The Super GT Fuji 500 km car race is held on Golden Week.

Transition to ReiwaEdit

Golden Week in 2019 was particularly long due to the 2019 Japanese imperial transition, with the succession of the new emperor on 1 May designated as an additional national holiday. The day marks the official beginning of the new Reiwa era. As 29 April and 3 May are already holidays, this caused 30 April and 2 May to be public holidays as well, making 2019's Golden Week ten consecutive days, from Saturday 27 April through Monday 6 May.[6]

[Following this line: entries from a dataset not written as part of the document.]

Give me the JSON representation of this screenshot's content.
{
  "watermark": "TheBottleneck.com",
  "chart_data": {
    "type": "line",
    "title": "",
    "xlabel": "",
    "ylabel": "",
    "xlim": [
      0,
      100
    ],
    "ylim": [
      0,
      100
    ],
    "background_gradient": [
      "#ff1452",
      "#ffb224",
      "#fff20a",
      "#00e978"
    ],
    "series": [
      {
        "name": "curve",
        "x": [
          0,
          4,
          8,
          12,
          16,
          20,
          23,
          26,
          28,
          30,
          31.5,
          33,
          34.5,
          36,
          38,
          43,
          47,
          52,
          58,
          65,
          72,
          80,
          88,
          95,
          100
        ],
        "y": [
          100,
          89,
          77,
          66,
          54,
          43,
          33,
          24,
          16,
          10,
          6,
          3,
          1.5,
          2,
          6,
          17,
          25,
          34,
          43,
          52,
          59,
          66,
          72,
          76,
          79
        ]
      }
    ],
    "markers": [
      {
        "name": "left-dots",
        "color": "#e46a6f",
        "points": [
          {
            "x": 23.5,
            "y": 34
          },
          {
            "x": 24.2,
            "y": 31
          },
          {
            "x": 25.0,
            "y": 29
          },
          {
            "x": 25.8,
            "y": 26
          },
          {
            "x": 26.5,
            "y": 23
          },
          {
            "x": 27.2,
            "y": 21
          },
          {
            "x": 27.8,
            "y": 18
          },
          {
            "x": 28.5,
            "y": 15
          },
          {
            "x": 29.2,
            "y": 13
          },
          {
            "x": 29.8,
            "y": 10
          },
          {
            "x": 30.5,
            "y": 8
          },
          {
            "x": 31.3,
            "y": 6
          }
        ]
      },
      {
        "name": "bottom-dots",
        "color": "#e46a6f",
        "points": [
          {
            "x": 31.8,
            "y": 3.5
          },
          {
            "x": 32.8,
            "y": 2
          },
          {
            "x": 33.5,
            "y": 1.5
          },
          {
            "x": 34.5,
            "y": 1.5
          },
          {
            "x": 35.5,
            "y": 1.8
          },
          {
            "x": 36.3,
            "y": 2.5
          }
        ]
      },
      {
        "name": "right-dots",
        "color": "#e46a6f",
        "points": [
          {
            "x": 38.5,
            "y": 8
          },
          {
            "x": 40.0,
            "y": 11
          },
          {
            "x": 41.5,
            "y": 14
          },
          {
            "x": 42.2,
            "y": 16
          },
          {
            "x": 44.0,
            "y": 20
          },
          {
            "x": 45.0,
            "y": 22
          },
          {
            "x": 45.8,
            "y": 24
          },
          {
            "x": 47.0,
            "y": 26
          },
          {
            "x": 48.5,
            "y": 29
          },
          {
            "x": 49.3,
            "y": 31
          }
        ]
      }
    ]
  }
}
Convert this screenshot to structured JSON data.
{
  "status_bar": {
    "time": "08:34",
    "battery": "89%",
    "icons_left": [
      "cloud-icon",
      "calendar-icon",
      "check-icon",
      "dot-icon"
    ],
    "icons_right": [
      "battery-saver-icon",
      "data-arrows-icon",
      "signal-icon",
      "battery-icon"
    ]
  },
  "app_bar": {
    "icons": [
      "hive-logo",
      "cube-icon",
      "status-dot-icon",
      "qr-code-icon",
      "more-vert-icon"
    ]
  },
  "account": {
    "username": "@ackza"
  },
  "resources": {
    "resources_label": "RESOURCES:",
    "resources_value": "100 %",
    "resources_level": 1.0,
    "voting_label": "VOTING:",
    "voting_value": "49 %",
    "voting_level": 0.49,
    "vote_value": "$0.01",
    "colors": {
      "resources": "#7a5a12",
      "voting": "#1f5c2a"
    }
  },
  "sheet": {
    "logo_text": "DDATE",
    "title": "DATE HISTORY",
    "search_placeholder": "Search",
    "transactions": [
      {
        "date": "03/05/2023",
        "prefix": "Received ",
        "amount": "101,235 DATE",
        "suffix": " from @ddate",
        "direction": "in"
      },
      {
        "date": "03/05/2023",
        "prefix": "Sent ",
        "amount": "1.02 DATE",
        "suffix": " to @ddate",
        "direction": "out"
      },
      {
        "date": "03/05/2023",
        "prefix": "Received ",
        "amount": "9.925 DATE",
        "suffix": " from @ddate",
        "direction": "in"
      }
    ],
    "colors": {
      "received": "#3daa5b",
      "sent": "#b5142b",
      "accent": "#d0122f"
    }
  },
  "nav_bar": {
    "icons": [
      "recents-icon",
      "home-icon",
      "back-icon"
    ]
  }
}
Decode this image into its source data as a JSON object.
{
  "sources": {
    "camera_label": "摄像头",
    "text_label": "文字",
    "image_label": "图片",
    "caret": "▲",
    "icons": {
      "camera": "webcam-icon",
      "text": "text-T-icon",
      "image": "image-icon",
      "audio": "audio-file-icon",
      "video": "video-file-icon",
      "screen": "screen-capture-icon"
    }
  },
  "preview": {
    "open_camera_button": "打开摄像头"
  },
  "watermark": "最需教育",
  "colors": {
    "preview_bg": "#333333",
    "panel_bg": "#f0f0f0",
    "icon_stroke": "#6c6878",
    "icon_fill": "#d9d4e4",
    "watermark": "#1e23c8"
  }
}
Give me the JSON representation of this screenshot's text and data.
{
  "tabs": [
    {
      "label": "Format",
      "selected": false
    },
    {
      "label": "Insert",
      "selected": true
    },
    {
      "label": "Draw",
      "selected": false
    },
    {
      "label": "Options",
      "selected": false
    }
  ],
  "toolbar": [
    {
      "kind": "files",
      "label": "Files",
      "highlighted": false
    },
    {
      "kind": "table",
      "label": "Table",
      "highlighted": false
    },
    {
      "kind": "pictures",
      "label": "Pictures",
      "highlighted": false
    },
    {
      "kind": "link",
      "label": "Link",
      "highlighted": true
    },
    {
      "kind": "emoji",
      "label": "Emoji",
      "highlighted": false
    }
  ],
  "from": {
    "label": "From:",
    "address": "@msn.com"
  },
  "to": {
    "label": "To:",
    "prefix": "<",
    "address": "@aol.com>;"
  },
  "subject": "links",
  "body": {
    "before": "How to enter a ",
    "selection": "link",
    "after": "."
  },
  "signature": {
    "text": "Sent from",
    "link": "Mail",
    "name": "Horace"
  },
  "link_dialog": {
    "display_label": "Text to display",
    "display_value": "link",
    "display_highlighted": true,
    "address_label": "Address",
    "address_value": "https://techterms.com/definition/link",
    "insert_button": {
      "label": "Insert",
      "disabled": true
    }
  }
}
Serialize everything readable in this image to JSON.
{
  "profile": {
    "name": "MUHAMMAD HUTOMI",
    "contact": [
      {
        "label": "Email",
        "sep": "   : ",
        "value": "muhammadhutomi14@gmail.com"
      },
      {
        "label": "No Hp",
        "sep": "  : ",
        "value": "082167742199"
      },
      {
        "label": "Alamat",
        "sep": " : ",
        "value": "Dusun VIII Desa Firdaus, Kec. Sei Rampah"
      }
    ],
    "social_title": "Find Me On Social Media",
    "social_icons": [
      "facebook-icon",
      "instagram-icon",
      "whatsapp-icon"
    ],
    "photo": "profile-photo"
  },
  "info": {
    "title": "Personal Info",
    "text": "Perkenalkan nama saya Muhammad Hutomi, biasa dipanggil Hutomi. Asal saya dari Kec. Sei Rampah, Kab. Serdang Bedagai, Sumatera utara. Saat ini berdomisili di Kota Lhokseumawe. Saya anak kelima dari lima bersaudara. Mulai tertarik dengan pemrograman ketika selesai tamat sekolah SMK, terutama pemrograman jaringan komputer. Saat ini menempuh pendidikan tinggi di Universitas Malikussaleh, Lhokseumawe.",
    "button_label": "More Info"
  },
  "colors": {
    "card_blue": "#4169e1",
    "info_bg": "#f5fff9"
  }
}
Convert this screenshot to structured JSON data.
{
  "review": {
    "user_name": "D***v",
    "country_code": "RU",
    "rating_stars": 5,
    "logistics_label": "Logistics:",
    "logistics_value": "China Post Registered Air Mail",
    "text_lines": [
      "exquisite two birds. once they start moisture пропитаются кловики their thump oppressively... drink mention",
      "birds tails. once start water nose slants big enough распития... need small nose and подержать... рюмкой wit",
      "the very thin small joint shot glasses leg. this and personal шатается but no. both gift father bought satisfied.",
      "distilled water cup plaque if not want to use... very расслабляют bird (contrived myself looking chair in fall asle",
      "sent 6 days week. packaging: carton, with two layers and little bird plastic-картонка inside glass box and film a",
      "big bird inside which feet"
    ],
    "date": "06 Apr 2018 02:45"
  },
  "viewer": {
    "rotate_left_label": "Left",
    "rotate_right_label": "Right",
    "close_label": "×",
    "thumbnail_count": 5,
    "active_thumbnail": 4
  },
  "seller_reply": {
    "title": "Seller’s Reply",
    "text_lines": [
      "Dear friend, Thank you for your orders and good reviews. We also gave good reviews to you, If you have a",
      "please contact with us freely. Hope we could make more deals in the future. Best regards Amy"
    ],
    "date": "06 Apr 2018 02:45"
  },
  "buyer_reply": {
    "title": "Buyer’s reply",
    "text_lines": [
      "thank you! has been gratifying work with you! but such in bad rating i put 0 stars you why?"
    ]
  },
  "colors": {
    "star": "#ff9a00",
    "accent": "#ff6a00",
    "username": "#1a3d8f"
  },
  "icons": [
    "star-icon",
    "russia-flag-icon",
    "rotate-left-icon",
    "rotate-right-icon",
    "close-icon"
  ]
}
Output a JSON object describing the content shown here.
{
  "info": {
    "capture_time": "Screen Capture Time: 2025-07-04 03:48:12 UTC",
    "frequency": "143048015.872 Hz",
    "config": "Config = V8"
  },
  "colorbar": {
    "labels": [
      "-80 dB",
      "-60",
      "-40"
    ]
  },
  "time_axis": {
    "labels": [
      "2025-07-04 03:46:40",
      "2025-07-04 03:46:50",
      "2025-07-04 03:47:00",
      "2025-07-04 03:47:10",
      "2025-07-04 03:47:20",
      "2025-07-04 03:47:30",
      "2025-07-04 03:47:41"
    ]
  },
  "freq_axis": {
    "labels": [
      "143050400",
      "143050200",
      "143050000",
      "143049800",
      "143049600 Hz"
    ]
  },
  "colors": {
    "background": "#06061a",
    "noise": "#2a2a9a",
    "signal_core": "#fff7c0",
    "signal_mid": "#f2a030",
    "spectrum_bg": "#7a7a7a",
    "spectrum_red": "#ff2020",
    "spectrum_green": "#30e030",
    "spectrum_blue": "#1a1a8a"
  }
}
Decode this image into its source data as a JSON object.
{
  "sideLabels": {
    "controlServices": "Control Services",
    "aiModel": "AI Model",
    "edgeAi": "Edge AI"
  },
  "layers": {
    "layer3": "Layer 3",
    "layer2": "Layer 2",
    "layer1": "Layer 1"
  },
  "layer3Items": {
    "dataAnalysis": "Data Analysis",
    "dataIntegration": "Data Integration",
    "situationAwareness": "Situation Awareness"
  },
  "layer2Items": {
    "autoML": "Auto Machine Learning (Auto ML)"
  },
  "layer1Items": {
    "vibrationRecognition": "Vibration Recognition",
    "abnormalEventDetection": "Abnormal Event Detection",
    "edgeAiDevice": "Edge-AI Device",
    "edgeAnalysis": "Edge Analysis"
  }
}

Impact of COVID-19 pandemicEdit

Due to the COVID-19 pandemic, in 2020, Tokyo Governor Yuriko Koike discouraged holiday travel during "Golden Week" to prevent the spread of infection. Tokyo residents were advised to stay home for Stay Home Week (ステイホーム週間, Sutei hōmu shūkan).[7][8] The rebranded "Stay Home Week to Save Lives" ran from April 25 through to May 6.[9][10] Osaka governor Hirofumi Yoshimura closed schools on May 7 and 8 and businesses in the Kansai region were encouraged to extend the holiday period through the weekend until May 11.[11]

See alsoEdit


  1. ^ Also ゴールデンウイーク, Gōruden Uīku


  1. ^ "Do Not Come To Japan This Week". Kotaku.
  2. ^ "Japanese Holidays". Retrieved 2010-02-05.
  3. ^ a b c d e "Golden Week". 2009-05-13. Retrieved 2010-02-05.
  4. ^ "Golden Week in Japan - Japanese Golden Week". 1947-05-03. Retrieved 2010-02-05.
  5. ^ "ゴールデンウィーク - 語源由来辞典". Retrieved 2010-02-05.
  6. ^ "Government to designate May 1, day of new Emperor's accession, as public holiday, creating 10-day Golden Week in 2019". Japan Times. 12 October 2018.
  7. ^ "「ステイホーム週間」初日の各地 "ゴルフ"やパチンコ店は大勢の人". FNNプライムオンライン. Fuji News Network. Retrieved 26 April 2020.
  8. ^ "「STAY HOME 週間」ポータルサイト|東京都". Tokyo Metropolitan Government. Retrieved 26 April 2020.
  9. ^ "Coronavirus Cases in Japan by Prefecture". 27 April 2020.
  10. ^ "「ステイホーム週間」初日 都内の商店街では自主休業". NHKニュース. NHK.
  11. ^ "大阪府立学校 来月8日まで休校|NHK 関西のニュース". NHK NEWS WEB. NHK. Retrieved 27 April 2020.